## Available records
[Start of Attachment]

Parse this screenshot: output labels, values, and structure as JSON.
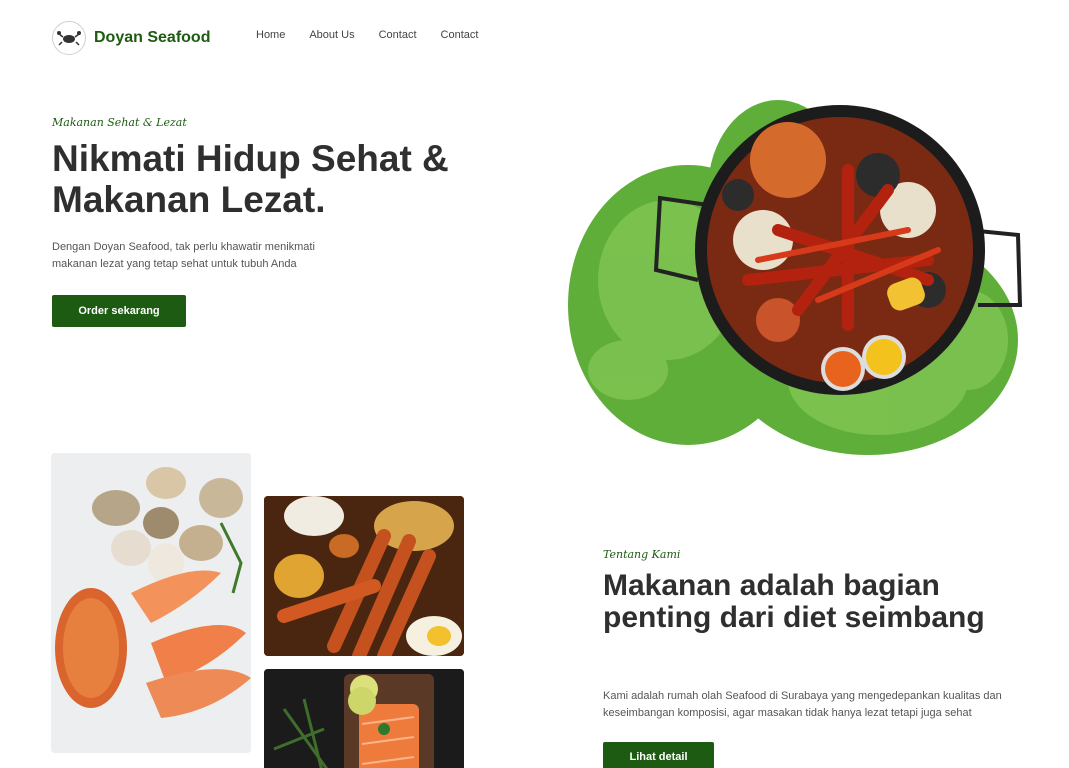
{
  "nav": {
    "brand": "Doyan Seafood",
    "logo_icon": "crab-logo-icon",
    "menu": [
      "Home",
      "About Us",
      "Contact",
      "Contact"
    ]
  },
  "hero": {
    "tagline": "Makanan Sehat & Lezat",
    "title": "Nikmati Hidup Sehat & Makanan Lezat.",
    "description": "Dengan Doyan Seafood, tak perlu khawatir menikmati makanan lezat yang tetap sehat untuk tubuh Anda",
    "button": "Order sekarang"
  },
  "about": {
    "tagline": "Tentang Kami",
    "title": "Makanan adalah bagian penting dari diet seimbang",
    "description": "Kami adalah rumah olah Seafood di Surabaya yang mengedepankan kualitas dan keseimbangan komposisi, agar masakan tidak hanya lezat tetapi juga sehat",
    "button": "Lihat detail"
  },
  "colors": {
    "brand": "#1e5b12",
    "text": "#2f2f2f",
    "muted": "#555555"
  }
}
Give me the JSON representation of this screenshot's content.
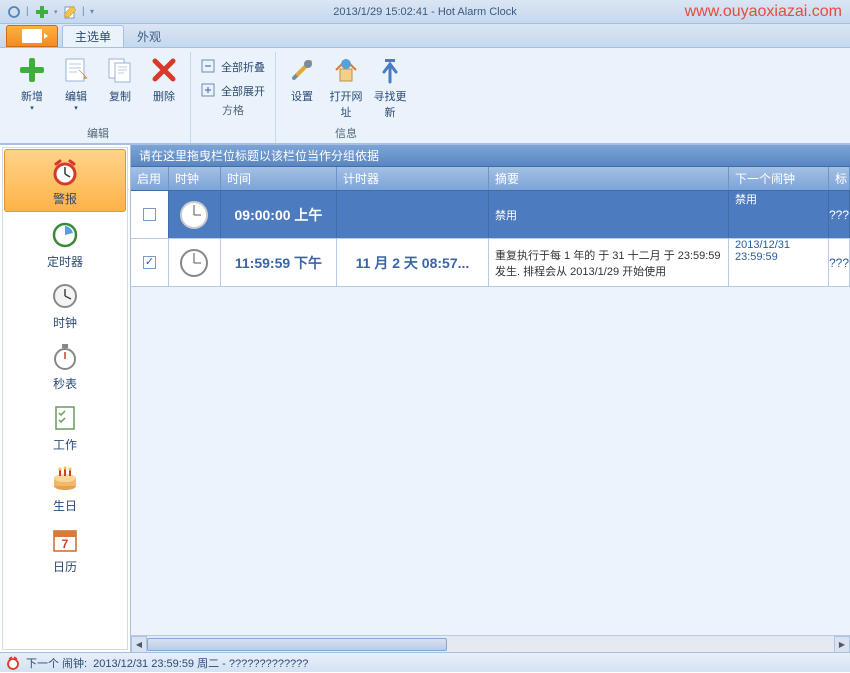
{
  "title": "2013/1/29 15:02:41 - Hot Alarm Clock",
  "watermark": "www.ouyaoxiazai.com",
  "tabs": {
    "main": "主选单",
    "appearance": "外观"
  },
  "ribbon": {
    "group_edit": "编辑",
    "group_grid": "方格",
    "group_info": "信息",
    "new": "新增",
    "edit": "编辑",
    "copy": "复制",
    "delete": "删除",
    "collapse_all": "全部折叠",
    "expand_all": "全部展开",
    "settings": "设置",
    "open_url": "打开网址",
    "check_update": "寻找更新"
  },
  "sidebar": {
    "alarm": "警报",
    "timer": "定时器",
    "clock": "时钟",
    "stopwatch": "秒表",
    "task": "工作",
    "birthday": "生日",
    "calendar": "日历"
  },
  "grid": {
    "group_hint": "请在这里拖曳栏位标题以该栏位当作分组依据",
    "col_enable": "启用",
    "col_clock": "时钟",
    "col_time": "时间",
    "col_timer": "计时器",
    "col_summary": "摘要",
    "col_next": "下一个闹钟",
    "col_mark": "标",
    "rows": [
      {
        "enabled": false,
        "time": "09:00:00 上午",
        "timer": "",
        "summary": "禁用",
        "next": "禁用",
        "mark": "???"
      },
      {
        "enabled": true,
        "time": "11:59:59 下午",
        "timer": "11 月 2 天 08:57...",
        "summary": "重复执行于每 1 年的 于 31 十二月 于 23:59:59 发生. 排程会从 2013/1/29 开始使用",
        "next_line1": "2013/12/31",
        "next_line2": "23:59:59",
        "mark": "???"
      }
    ]
  },
  "status": {
    "label": "下一个 闹钟:",
    "value": "2013/12/31 23:59:59 周二 - ?????????????"
  }
}
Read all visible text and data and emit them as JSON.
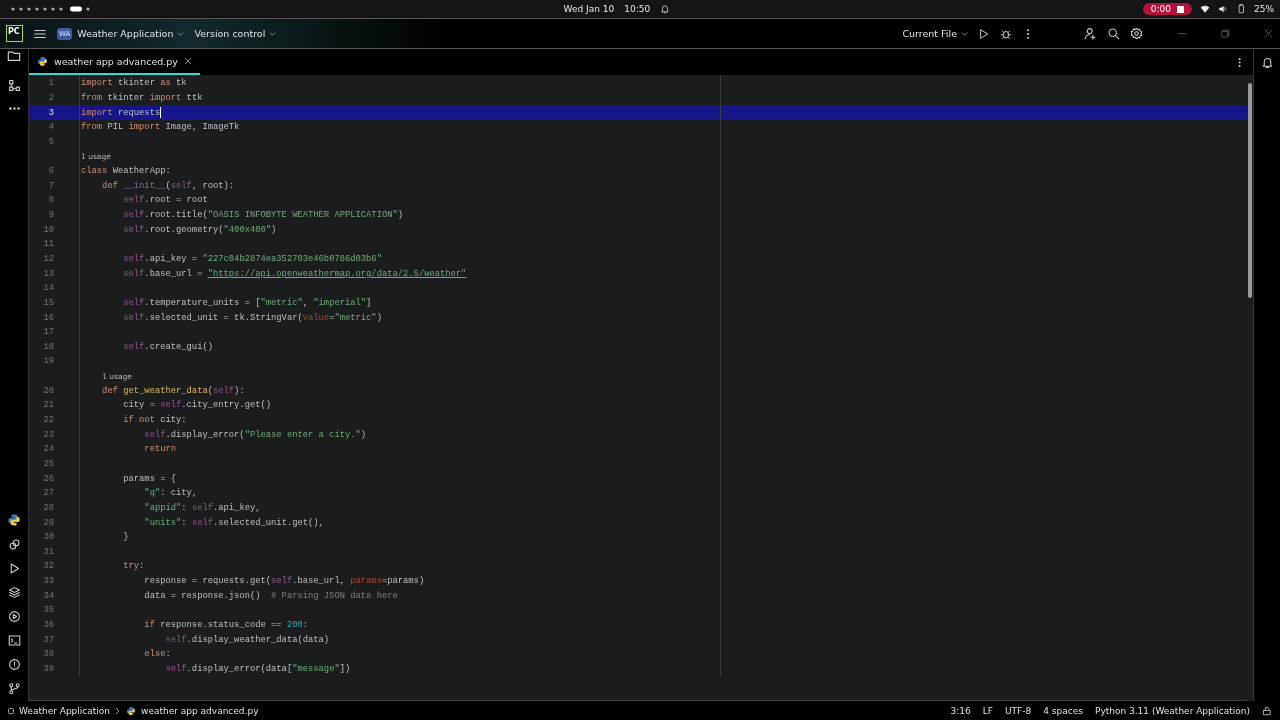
{
  "system_bar": {
    "date": "Wed Jan 10",
    "time": "10:50",
    "recording": "0:00",
    "battery": "25%"
  },
  "title_bar": {
    "logo": "PC",
    "project_badge": "WA",
    "project": "Weather Application",
    "vcs": "Version control",
    "run_config": "Current File"
  },
  "tabs": [
    {
      "label": "weather app advanced.py",
      "selected": true
    }
  ],
  "editor": {
    "rows": [
      {
        "kind": "code",
        "number": "1",
        "selected": false,
        "tokens": [
          {
            "kind": "keyword",
            "text": "import"
          },
          {
            "kind": "plain",
            "text": " tkinter "
          },
          {
            "kind": "keyword",
            "text": "as"
          },
          {
            "kind": "plain",
            "text": " tk"
          }
        ]
      },
      {
        "kind": "code",
        "number": "2",
        "selected": false,
        "tokens": [
          {
            "kind": "keyword",
            "text": "from"
          },
          {
            "kind": "plain",
            "text": " tkinter "
          },
          {
            "kind": "keyword",
            "text": "import"
          },
          {
            "kind": "plain",
            "text": " ttk"
          }
        ]
      },
      {
        "kind": "code",
        "number": "3",
        "selected": true,
        "tokens": [
          {
            "kind": "keyword",
            "text": "import"
          },
          {
            "kind": "plain",
            "text": " requests"
          }
        ]
      },
      {
        "kind": "code",
        "number": "4",
        "selected": false,
        "tokens": [
          {
            "kind": "keyword",
            "text": "from"
          },
          {
            "kind": "plain",
            "text": " PIL "
          },
          {
            "kind": "keyword",
            "text": "import"
          },
          {
            "kind": "plain",
            "text": " Image, ImageTk"
          }
        ]
      },
      {
        "kind": "code",
        "number": "5",
        "selected": false
      },
      {
        "kind": "hint",
        "text": "1 usage",
        "selected": false
      },
      {
        "kind": "code",
        "number": "6",
        "selected": false,
        "tokens": [
          {
            "kind": "keyword",
            "text": "class"
          },
          {
            "kind": "plain",
            "text": " WeatherApp:"
          }
        ]
      },
      {
        "kind": "code",
        "number": "7",
        "selected": false,
        "tokens": [
          {
            "kind": "keyword",
            "text": "    def "
          },
          {
            "kind": "dunder",
            "text": "__init__"
          },
          {
            "kind": "plain",
            "text": "("
          },
          {
            "kind": "self",
            "text": "self"
          },
          {
            "kind": "plain",
            "text": ", root):"
          }
        ]
      },
      {
        "kind": "code",
        "number": "8",
        "selected": false,
        "tokens": [
          {
            "kind": "self",
            "text": "        self"
          },
          {
            "kind": "plain",
            "text": ".root = root"
          }
        ]
      },
      {
        "kind": "code",
        "number": "9",
        "selected": false,
        "tokens": [
          {
            "kind": "self",
            "text": "        self"
          },
          {
            "kind": "plain",
            "text": ".root.title("
          },
          {
            "kind": "string",
            "text": "\"OASIS INFOBYTE WEATHER APPLICATION\""
          },
          {
            "kind": "plain",
            "text": ")"
          }
        ]
      },
      {
        "kind": "code",
        "number": "10",
        "selected": false,
        "tokens": [
          {
            "kind": "self",
            "text": "        self"
          },
          {
            "kind": "plain",
            "text": ".root.geometry("
          },
          {
            "kind": "string",
            "text": "\"400x400\""
          },
          {
            "kind": "plain",
            "text": ")"
          }
        ]
      },
      {
        "kind": "code",
        "number": "11",
        "selected": false
      },
      {
        "kind": "code",
        "number": "12",
        "selected": false,
        "tokens": [
          {
            "kind": "self",
            "text": "        self"
          },
          {
            "kind": "plain",
            "text": ".api_key = "
          },
          {
            "kind": "string",
            "text": "\"227c04b2874ea352703e46b0786d03b6\""
          }
        ]
      },
      {
        "kind": "code",
        "number": "13",
        "selected": false,
        "tokens": [
          {
            "kind": "self",
            "text": "        self"
          },
          {
            "kind": "plain",
            "text": ".base_url = "
          },
          {
            "kind": "url",
            "text": "\"https://api.openweathermap.org/data/2.5/weather\""
          }
        ]
      },
      {
        "kind": "code",
        "number": "14",
        "selected": false
      },
      {
        "kind": "code",
        "number": "15",
        "selected": false,
        "tokens": [
          {
            "kind": "self",
            "text": "        self"
          },
          {
            "kind": "plain",
            "text": ".temperature_units = ["
          },
          {
            "kind": "string",
            "text": "\"metric\""
          },
          {
            "kind": "plain",
            "text": ", "
          },
          {
            "kind": "string",
            "text": "\"imperial\""
          },
          {
            "kind": "plain",
            "text": "]"
          }
        ]
      },
      {
        "kind": "code",
        "number": "16",
        "selected": false,
        "tokens": [
          {
            "kind": "self",
            "text": "        self"
          },
          {
            "kind": "plain",
            "text": ".selected_unit = tk.StringVar("
          },
          {
            "kind": "param",
            "text": "value"
          },
          {
            "kind": "plain",
            "text": "="
          },
          {
            "kind": "string",
            "text": "\"metric\""
          },
          {
            "kind": "plain",
            "text": ")"
          }
        ]
      },
      {
        "kind": "code",
        "number": "17",
        "selected": false
      },
      {
        "kind": "code",
        "number": "18",
        "selected": false,
        "tokens": [
          {
            "kind": "self",
            "text": "        self"
          },
          {
            "kind": "plain",
            "text": ".create_gui()"
          }
        ]
      },
      {
        "kind": "code",
        "number": "19",
        "selected": false
      },
      {
        "kind": "hint",
        "text": "1 usage",
        "selected": false
      },
      {
        "kind": "code",
        "number": "20",
        "selected": false,
        "tokens": [
          {
            "kind": "keyword",
            "text": "    def "
          },
          {
            "kind": "function",
            "text": "get_weather_data"
          },
          {
            "kind": "plain",
            "text": "("
          },
          {
            "kind": "self",
            "text": "self"
          },
          {
            "kind": "plain",
            "text": "):"
          }
        ]
      },
      {
        "kind": "code",
        "number": "21",
        "selected": false,
        "tokens": [
          {
            "kind": "plain",
            "text": "        city = "
          },
          {
            "kind": "self",
            "text": "self"
          },
          {
            "kind": "plain",
            "text": ".city_entry.get()"
          }
        ]
      },
      {
        "kind": "code",
        "number": "22",
        "selected": false,
        "tokens": [
          {
            "kind": "keyword",
            "text": "        if not"
          },
          {
            "kind": "plain",
            "text": " city:"
          }
        ]
      },
      {
        "kind": "code",
        "number": "23",
        "selected": false,
        "tokens": [
          {
            "kind": "self",
            "text": "            self"
          },
          {
            "kind": "plain",
            "text": ".display_error("
          },
          {
            "kind": "string",
            "text": "\"Please enter a city.\""
          },
          {
            "kind": "plain",
            "text": ")"
          }
        ]
      },
      {
        "kind": "code",
        "number": "24",
        "selected": false,
        "tokens": [
          {
            "kind": "keyword",
            "text": "            return"
          }
        ]
      },
      {
        "kind": "code",
        "number": "25",
        "selected": false
      },
      {
        "kind": "code",
        "number": "26",
        "selected": false,
        "tokens": [
          {
            "kind": "plain",
            "text": "        params = {"
          }
        ]
      },
      {
        "kind": "code",
        "number": "27",
        "selected": false,
        "tokens": [
          {
            "kind": "string",
            "text": "            \"q\""
          },
          {
            "kind": "plain",
            "text": ": city,"
          }
        ]
      },
      {
        "kind": "code",
        "number": "28",
        "selected": false,
        "tokens": [
          {
            "kind": "string",
            "text": "            \"appid\""
          },
          {
            "kind": "plain",
            "text": ": "
          },
          {
            "kind": "self",
            "text": "self"
          },
          {
            "kind": "plain",
            "text": ".api_key,"
          }
        ]
      },
      {
        "kind": "code",
        "number": "29",
        "selected": false,
        "tokens": [
          {
            "kind": "string",
            "text": "            \"units\""
          },
          {
            "kind": "plain",
            "text": ": "
          },
          {
            "kind": "self",
            "text": "self"
          },
          {
            "kind": "plain",
            "text": ".selected_unit.get(),"
          }
        ]
      },
      {
        "kind": "code",
        "number": "30",
        "selected": false,
        "tokens": [
          {
            "kind": "plain",
            "text": "        }"
          }
        ]
      },
      {
        "kind": "code",
        "number": "31",
        "selected": false
      },
      {
        "kind": "code",
        "number": "32",
        "selected": false,
        "tokens": [
          {
            "kind": "keyword",
            "text": "        try"
          },
          {
            "kind": "plain",
            "text": ":"
          }
        ]
      },
      {
        "kind": "code",
        "number": "33",
        "selected": false,
        "tokens": [
          {
            "kind": "plain",
            "text": "            response = requests.get("
          },
          {
            "kind": "self",
            "text": "self"
          },
          {
            "kind": "plain",
            "text": ".base_url, "
          },
          {
            "kind": "param",
            "text": "params"
          },
          {
            "kind": "plain",
            "text": "=params)"
          }
        ]
      },
      {
        "kind": "code",
        "number": "34",
        "selected": false,
        "tokens": [
          {
            "kind": "plain",
            "text": "            data = response.json()  "
          },
          {
            "kind": "comment",
            "text": "# Parsing JSON data here"
          }
        ]
      },
      {
        "kind": "code",
        "number": "35",
        "selected": false
      },
      {
        "kind": "code",
        "number": "36",
        "selected": false,
        "tokens": [
          {
            "kind": "keyword",
            "text": "            if"
          },
          {
            "kind": "plain",
            "text": " response.status_code == "
          },
          {
            "kind": "number",
            "text": "200"
          },
          {
            "kind": "plain",
            "text": ":"
          }
        ]
      },
      {
        "kind": "code",
        "number": "37",
        "selected": false,
        "tokens": [
          {
            "kind": "self",
            "text": "                self"
          },
          {
            "kind": "plain",
            "text": ".display_weather_data(data)"
          }
        ]
      },
      {
        "kind": "code",
        "number": "38",
        "selected": false,
        "tokens": [
          {
            "kind": "keyword",
            "text": "            else"
          },
          {
            "kind": "plain",
            "text": ":"
          }
        ]
      },
      {
        "kind": "code",
        "number": "39",
        "selected": false,
        "tokens": [
          {
            "kind": "self",
            "text": "                self"
          },
          {
            "kind": "plain",
            "text": ".display_error(data["
          },
          {
            "kind": "string",
            "text": "\"message\""
          },
          {
            "kind": "plain",
            "text": "])"
          }
        ]
      }
    ]
  },
  "status_bar": {
    "breadcrumbs": [
      "Weather Application",
      "weather app advanced.py"
    ],
    "position": "3:16",
    "line_separator": "LF",
    "encoding": "UTF-8",
    "indent": "4 spaces",
    "interpreter": "Python 3.11 (Weather Application)"
  }
}
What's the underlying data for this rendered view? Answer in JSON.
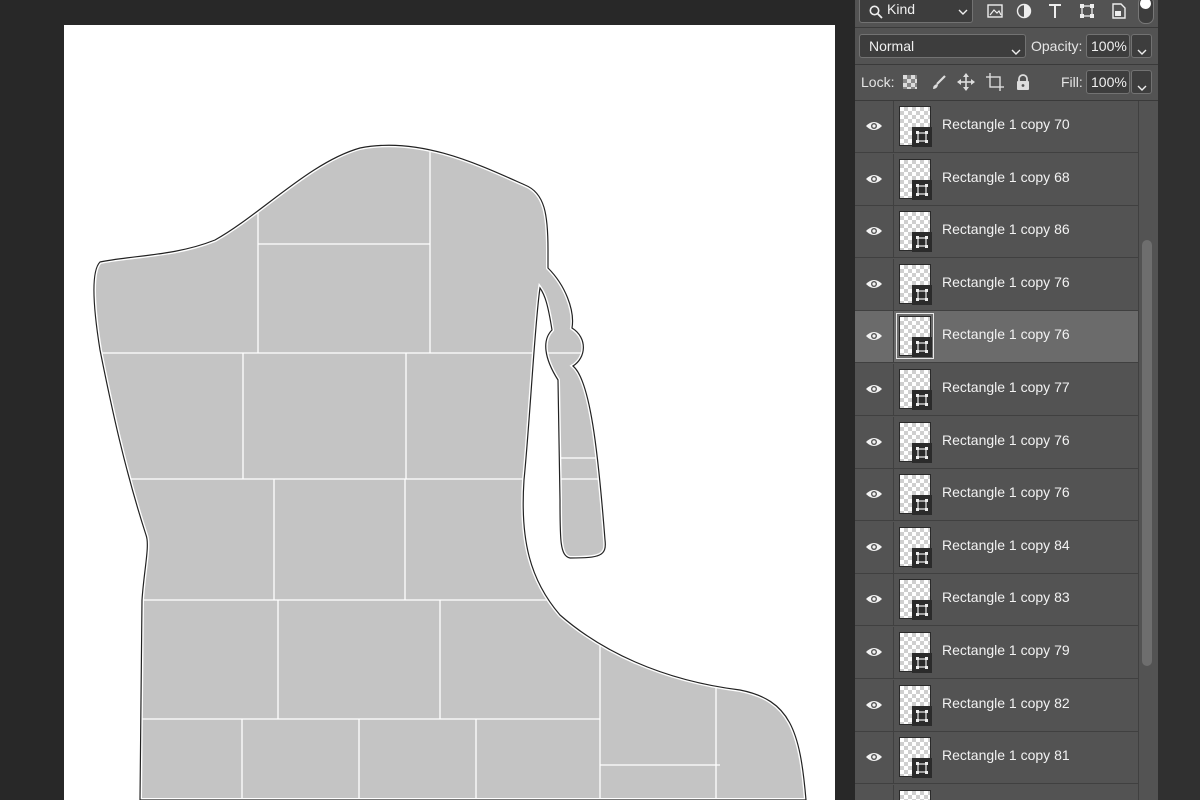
{
  "toolbar": {
    "filter_kind": "Kind",
    "filter_icons": [
      "image-filter-icon",
      "adjustment-filter-icon",
      "type-filter-icon",
      "shape-filter-icon",
      "smart-object-filter-icon"
    ],
    "blend_mode": "Normal",
    "opacity_label": "Opacity:",
    "opacity_value": "100%",
    "lock_label": "Lock:",
    "lock_icons": [
      "lock-transparent-pixels-icon",
      "lock-image-pixels-icon",
      "lock-position-icon",
      "lock-artboard-icon",
      "lock-all-icon"
    ],
    "fill_label": "Fill:",
    "fill_value": "100%"
  },
  "layers": [
    {
      "name": "Rectangle 1 copy 70",
      "selected": false
    },
    {
      "name": "Rectangle 1 copy 68",
      "selected": false
    },
    {
      "name": "Rectangle 1 copy 86",
      "selected": false
    },
    {
      "name": "Rectangle 1 copy 76",
      "selected": false
    },
    {
      "name": "Rectangle 1 copy 76",
      "selected": true
    },
    {
      "name": "Rectangle 1 copy 77",
      "selected": false
    },
    {
      "name": "Rectangle 1 copy 76",
      "selected": false
    },
    {
      "name": "Rectangle 1 copy 76",
      "selected": false
    },
    {
      "name": "Rectangle 1 copy 84",
      "selected": false
    },
    {
      "name": "Rectangle 1 copy 83",
      "selected": false
    },
    {
      "name": "Rectangle 1 copy 79",
      "selected": false
    },
    {
      "name": "Rectangle 1 copy 82",
      "selected": false
    },
    {
      "name": "Rectangle 1 copy 81",
      "selected": false
    },
    {
      "name": "",
      "selected": false
    }
  ],
  "colors": {
    "panel_bg": "#535353",
    "selected_row": "#6b6b6b",
    "canvas_bg": "#282828",
    "document_bg": "#ffffff",
    "shape_fill": "#c4c4c4"
  }
}
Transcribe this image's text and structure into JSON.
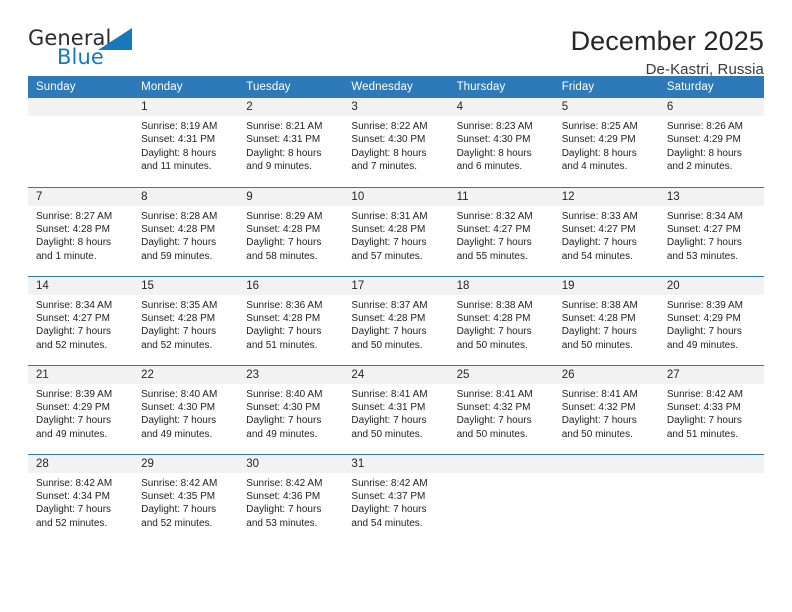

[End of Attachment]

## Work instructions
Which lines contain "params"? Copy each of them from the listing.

## Written reply
            "text": "        params = {"
            "text": "params"
            "text": "=params)"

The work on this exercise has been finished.